[Opening STUDY MATERIAL section]

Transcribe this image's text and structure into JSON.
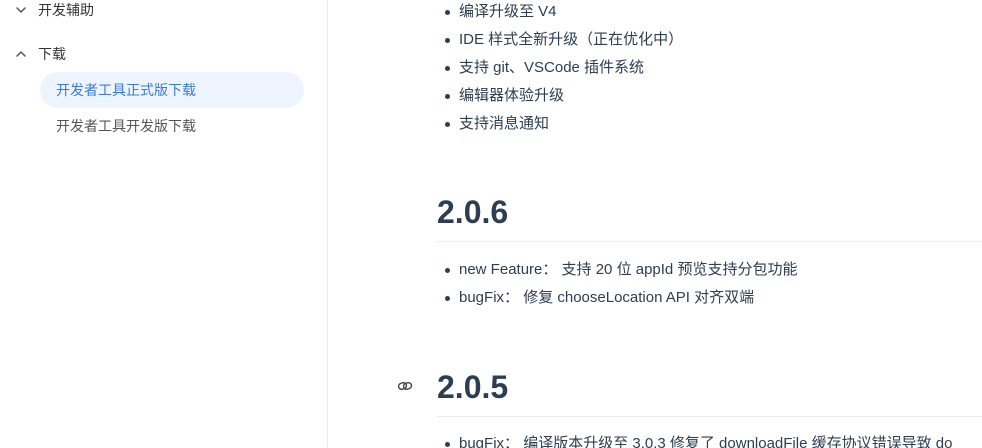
{
  "sidebar": {
    "group_dev_assist": "开发辅助",
    "group_download": "下载",
    "items": [
      {
        "label": "开发者工具正式版下载",
        "active": true
      },
      {
        "label": "开发者工具开发版下载",
        "active": false
      }
    ]
  },
  "content": {
    "top_list": [
      "编译升级至 V4",
      "IDE 样式全新升级（正在优化中）",
      "支持 git、VSCode 插件系统",
      "编辑器体验升级",
      "支持消息通知"
    ],
    "v206": {
      "title": "2.0.6",
      "items": [
        "new Feature： 支持 20 位 appId 预览支持分包功能",
        "bugFix： 修复 chooseLocation API 对齐双端"
      ]
    },
    "v205": {
      "title": "2.0.5",
      "items": [
        "bugFix： 编译版本升级至 3.0.3 修复了 downloadFile 缓存协议错误导致 do"
      ]
    }
  }
}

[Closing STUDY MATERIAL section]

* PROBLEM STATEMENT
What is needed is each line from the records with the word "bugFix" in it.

* RESULT FOR THIS TASK
        "bugFix： 修复 chooseLocation API 对齐双端"
        "bugFix： 编译版本升级至 3.0.3 修复了 downloadFile 缓存协议错误导致 do"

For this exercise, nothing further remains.